And meanwhile, Star Wars is no longer just a handful of movies — it's six movies, plus tons of books and video games and insane numbers of variant toys that all form part of the universe.
Why is maiming funny?
There's a lot of humor around maiming and maimed people in this new Robot Chicken Star Wars — including Darth Vader himself. We asked Senreich why he thinks maiming is good comedy material, and he says, "violence is funny when it comes to toys. And I think that's really what it boils down to for us, why we go in that direction. All of the writers know that the visualization of it will work." Some of the writers actually argue that the show goes too far sometimes, and it's a constant debate over whether this is an "easy out."
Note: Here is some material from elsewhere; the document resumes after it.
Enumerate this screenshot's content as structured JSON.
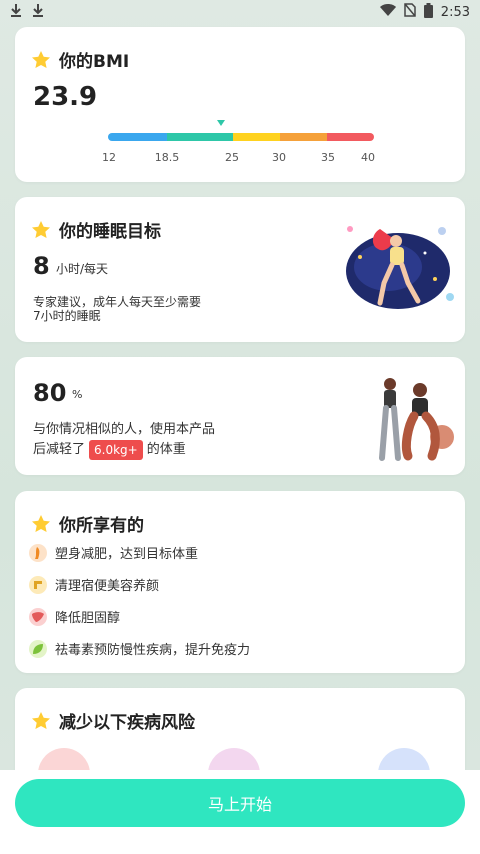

Given the amount of maiming humor, we were wondering if we could look forward to a Robot Chicken Game of Thrones — but Senreich thinks it wouldn't sustain its own special. "It hasn't been around that long. Its audience isn't as large as you'd want it to be... I could see us doing a Game of Thrones sketch in a heartbeat."
People often ask if they'd do an Indiana Jones special, but that's a series about just one guy. The closest they'd come to doing a whole special based on something else is one of the 1980s movie series, "but even those aren't just as far-reaching as Star Wars is."
Where Robot Chicken is at right now
They just finished the second half of season five, ten episodes which will air in September — including the show's 100th episode, which will be something special, finally exploring the show's chicken and scientist characters. But meanwhile, Senreich won't divulge anything about his and Seth Green's new Star Wars comedy show that they're reportedly working on.
Today's kids will think of Clone Wars as the real Star Wars
Star Wars will never go away, predicts Senreich — today's kids will grow up thinking of Clone Wars as the real Star Wars universe. "The kids growing up today will love it the way we love Transformers and G.I. Joe. People will be talking about that show like it's the coolest thing ever," 20 years from now, he predicts.
Robot Chicken Star Wars: Episode III comes out on DVD tomorrow.